== What to produce ==
A word-for-word copy of the lines from the one holding "Parse this screenshot: output" through the final line of the records below is the only output asked for.

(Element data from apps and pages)
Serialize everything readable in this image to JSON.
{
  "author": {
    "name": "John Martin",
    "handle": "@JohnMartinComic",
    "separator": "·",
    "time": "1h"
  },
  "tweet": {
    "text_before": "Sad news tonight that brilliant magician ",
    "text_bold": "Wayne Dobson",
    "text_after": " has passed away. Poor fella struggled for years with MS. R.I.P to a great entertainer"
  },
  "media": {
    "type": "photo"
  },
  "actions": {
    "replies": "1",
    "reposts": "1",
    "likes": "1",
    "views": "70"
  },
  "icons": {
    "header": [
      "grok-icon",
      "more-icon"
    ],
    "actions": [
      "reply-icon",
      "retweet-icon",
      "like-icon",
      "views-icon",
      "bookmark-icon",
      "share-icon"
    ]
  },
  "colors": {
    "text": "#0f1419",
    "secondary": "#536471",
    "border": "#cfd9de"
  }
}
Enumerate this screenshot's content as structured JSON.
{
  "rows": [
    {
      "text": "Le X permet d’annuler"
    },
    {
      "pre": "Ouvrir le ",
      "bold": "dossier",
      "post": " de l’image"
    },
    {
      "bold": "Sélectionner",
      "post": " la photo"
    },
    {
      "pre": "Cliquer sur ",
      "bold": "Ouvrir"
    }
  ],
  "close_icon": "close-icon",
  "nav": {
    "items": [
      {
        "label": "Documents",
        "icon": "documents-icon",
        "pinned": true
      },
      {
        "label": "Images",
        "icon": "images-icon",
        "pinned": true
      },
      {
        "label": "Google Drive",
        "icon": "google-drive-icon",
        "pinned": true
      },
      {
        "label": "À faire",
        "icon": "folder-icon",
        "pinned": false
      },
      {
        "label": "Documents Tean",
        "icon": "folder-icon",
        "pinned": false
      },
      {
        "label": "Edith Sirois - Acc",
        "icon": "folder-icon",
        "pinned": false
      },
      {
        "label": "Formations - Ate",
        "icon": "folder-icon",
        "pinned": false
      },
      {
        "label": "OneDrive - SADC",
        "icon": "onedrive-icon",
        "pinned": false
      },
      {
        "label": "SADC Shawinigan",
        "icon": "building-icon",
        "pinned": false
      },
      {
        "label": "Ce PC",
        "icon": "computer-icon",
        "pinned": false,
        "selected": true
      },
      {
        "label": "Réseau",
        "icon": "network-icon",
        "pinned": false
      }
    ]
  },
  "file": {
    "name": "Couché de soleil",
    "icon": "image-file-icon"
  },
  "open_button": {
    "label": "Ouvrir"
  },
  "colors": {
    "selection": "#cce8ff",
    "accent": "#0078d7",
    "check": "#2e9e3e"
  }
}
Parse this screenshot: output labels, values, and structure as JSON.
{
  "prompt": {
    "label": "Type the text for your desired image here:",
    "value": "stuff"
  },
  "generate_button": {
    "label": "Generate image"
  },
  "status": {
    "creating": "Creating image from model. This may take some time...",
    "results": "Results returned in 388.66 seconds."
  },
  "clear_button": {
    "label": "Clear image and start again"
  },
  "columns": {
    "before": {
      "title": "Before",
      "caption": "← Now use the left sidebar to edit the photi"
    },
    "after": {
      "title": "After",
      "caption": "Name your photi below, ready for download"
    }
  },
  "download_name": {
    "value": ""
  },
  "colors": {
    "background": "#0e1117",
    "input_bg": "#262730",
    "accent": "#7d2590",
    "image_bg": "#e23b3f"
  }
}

== Response area ==
Parse this screenshot: output labels, values, and structure as JSON.
{
  "prompt": {
    "label": "Type the text for your desired image here:",
    "value": "stuff"
  },
  "generate_button": {
    "label": "Generate image"
  },
  "status": {
    "creating": "Creating image from model. This may take some time...",
    "results": "Results returned in 388.66 seconds."
  },
  "clear_button": {
    "label": "Clear image and start again"
  },
  "columns": {
    "before": {
      "title": "Before",
      "caption": "← Now use the left sidebar to edit the photi"
    },
    "after": {
      "title": "After",
      "caption": "Name your photi below, ready for download"
    }
  },
  "download_name": {
    "value": ""
  },
  "colors": {
    "background": "#0e1117",
    "input_bg": "#262730",
    "accent": "#7d2590",
    "image_bg": "#e23b3f"
  }
}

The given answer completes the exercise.